This is a formal request that our hosts at take action to help us reduce spam, spam bots, and vandal bots. Because they have retained technical administrative rights over their servers (as they probably should, given how little we pay), they have the responsibility to ensure the integrity of this site.

I don't have an opinion about how they should accomplish this, but I do think that they shouldn't wait for a more serious bot storm to take place before addressing this.  — Tennessee Ernie Ford (TEF) 03:02, 5 June 2011 (UTC)

I whispered Felix in-game and he is currently discussing with people from Curse. Apparently it is happening on other Curse wikis as well. Cress Arvein Cress sig 03:20, 5 June 2011 (UTC)
Excellent. Mauirixxx 03:25, 5 June 2011 (UTC)
Oh, was that you? Cool. Ariyen contacted Wynthyst, who told her all the wikis are being hit and that bots have learned how to recapcha, so we're discussing possible options in IRC. Felix Omni Signature 03:27, 5 June 2011 (UTC)
Unawesome that it's happening, but glad to hear that ppls are on this. Thanks all.  — Tennessee Ernie Ford (TEF) 03:35, 5 June 2011 (UTC)

Old vandalism expoit is back on Curse

See User:PanSola/Sandbox, I think the only things you can safely click on are the Wiki's logo and the "User page" tab (z-index, which IMO doesn't count as a valid fix against the exploit). I forgot which exact fix dealt with this issue, but appearantly it didn't get ported to Curse (the same sandbox on GuildWars.Wikia does not have the exploit). Lack time to investigate deeper, just want to raise the alert. -User:PanSola (talk to the Follower of Lyssa) 00:35, 2 December 2011 (UTC)

Removing comment.

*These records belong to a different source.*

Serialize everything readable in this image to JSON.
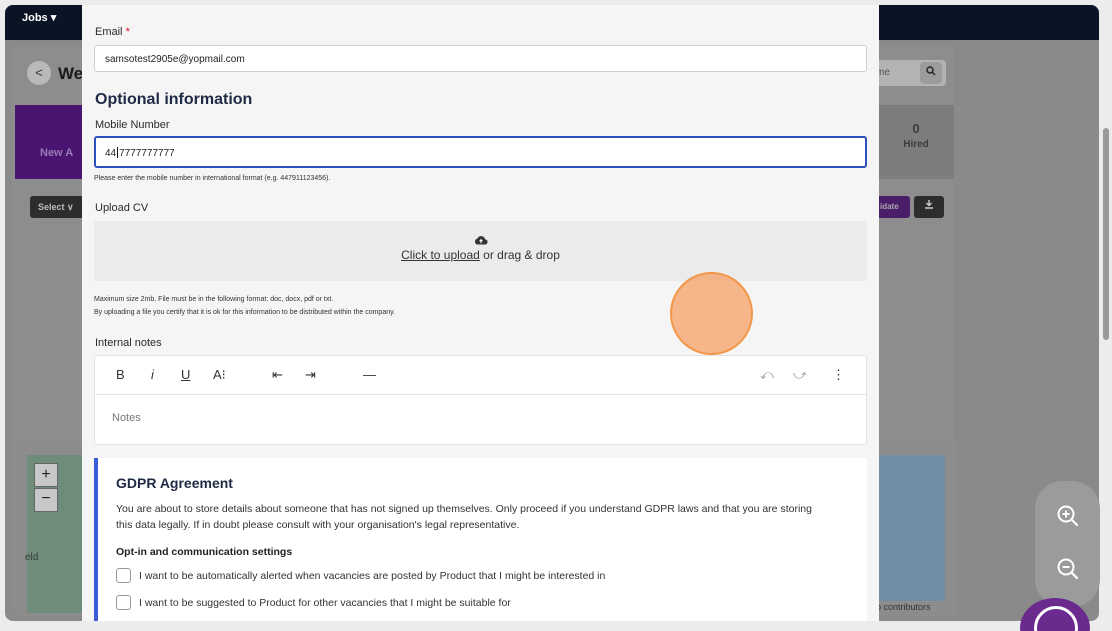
{
  "background": {
    "jobs_menu": "Jobs ▾",
    "page_title": "We",
    "search_placeholder": "me",
    "stage_new": "New A",
    "stage_hired_count": "0",
    "stage_hired_label": "Hired",
    "select_label": "Select ∨",
    "add_candidate_label": "idate",
    "map_town": "eld",
    "map_attribution": "p contributors"
  },
  "modal": {
    "email": {
      "label": "Email",
      "required_mark": "*",
      "value": "samsotest2905e@yopmail.com"
    },
    "optional_section_title": "Optional information",
    "mobile": {
      "label": "Mobile Number",
      "value_before_caret": "44",
      "value_after_caret": "7777777777",
      "help": "Please enter the mobile number in international format (e.g. 447911123456)."
    },
    "upload_cv": {
      "label": "Upload CV",
      "link_text": "Click to upload",
      "rest_text": " or drag & drop",
      "help_line1": "Maximum size 2mb. File must be in the following format: doc, docx, pdf or txt.",
      "help_line2": "By uploading a file you certify that it is ok for this information to be distributed within the company."
    },
    "internal_notes": {
      "label": "Internal notes",
      "placeholder": "Notes",
      "toolbar": {
        "bold": "B",
        "italic": "i",
        "underline": "U",
        "font_size": "A⁝",
        "outdent": "⇤",
        "indent": "⇥",
        "hr": "—",
        "undo": "⤺",
        "redo": "⤻",
        "more": "⋮"
      }
    },
    "gdpr": {
      "title": "GDPR Agreement",
      "body": "You are about to store details about someone that has not signed up themselves. Only proceed if you understand GDPR laws and that you are storing this data legally. If in doubt please consult with your organisation's legal representative.",
      "subtitle": "Opt-in and communication settings",
      "options": [
        "I want to be automatically alerted when vacancies are posted by Product that I might be interested in",
        "I want to be suggested to Product for other vacancies that I might be suitable for"
      ]
    }
  },
  "colors": {
    "accent": "#3c5bd6",
    "focus_border": "#2c4fbf",
    "required": "#dd1122",
    "cursor_highlight": "#f2974a"
  }
}
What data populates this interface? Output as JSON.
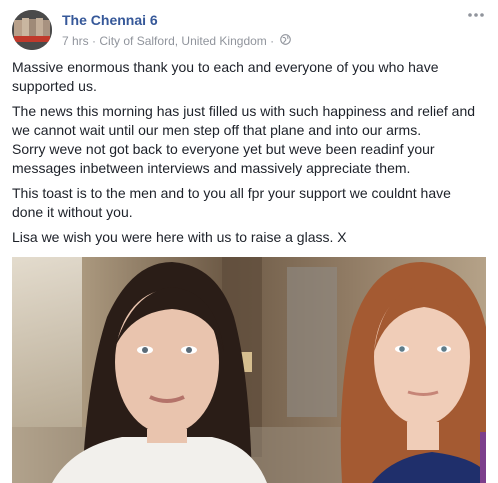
{
  "post": {
    "page_name": "The Chennai 6",
    "time": "7 hrs",
    "separator": "·",
    "location": "City of Salford, United Kingdom",
    "location_separator": "·",
    "more_icon": "ellipsis-icon",
    "privacy_icon": "globe-icon",
    "paragraphs": [
      "Massive enormous thank you to each and everyone of you who have supported us.",
      "The news this morning has just filled us with such happiness and relief and we cannot wait until our men step off that plane and into our arms.",
      "Sorry weve not got back to everyone yet but weve been readinf your messages inbetween interviews and massively appreciate them.",
      "This toast is to the men and to you all fpr your support we couldnt have done it without you.",
      "Lisa we wish you were here with us to raise a glass. X"
    ]
  },
  "colors": {
    "link": "#365899",
    "meta": "#90949c",
    "text": "#1d2129"
  }
}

I replaced a comment back on a talk page, but I saw that it was removed again. I ask for the admins to place this "non-harmful" comment back and see to this that it's not removed again. It's not vandalism and it's not the person's right to remove a user's comment, when it's not against any policy. This is the latest removal. I'm not about to break any rules trying to place something back, yet again. Thank you. 10:45, 3 February 2012 (UTC)

Discussion goes here: GuildWiki talk:Admin noticeboard#removing comment. User A F K When Needed Signature Icon A F K When Needed 11:13, 3 February 2012 (UTC)

Over-aggressive spambot filers

Another IP tried to edit Amnoon Oasis, to fix an incorrect note about one of the quests (it's secondary, not primary). Because that detail is on a subpage, IPs cannot fix it due to the subpage rule. This wiki generates a lot of content via transclusion from subpages, so that rule creates a major barrier. Could it be tweaked so if only 20 characters are removed/added, the edit can go through? 19:56, 18 June 2012 (UTC)

It's not that sub-pages are protected, just a certain set of them, notably /Quest and /Collector ones, and that's only for non-auto-confirmed users. --JonTheMon 13:58, 19 June 2012 (UTC)
I see. Those pages are probably more accurate and stable than unprotected mission articles, but isn't there some sort of compromise that would have allowed that potential contributor to help out the wiki? Or even use a friendlier error message. There are still a handful of /Collector articles with a missing or inaccurate row. 15:57, 19 June 2012 (UTC)
Register and confirm your e-mail! :D --JonTheMon 16:39, 19 June 2012 (UTC)
The point is: User: seems to have given up on trying to fix stuff. "I'm not sure if the admins recently implemented aggressive filtering but this is killing the usability of the wiki." He/she found something that should have been trivial to correct, but found themselves blocked because this wiki happens to use a transcluded page (worse, it's only transcluded twice). 06:11, 20 June 2012 (UTC)


Some reason my 100% zoom has left this site to being very small like an 8 point font and that makes it hard for me to read... What shall I do? Ariyen 04:11, 24 February 2013 (UTC)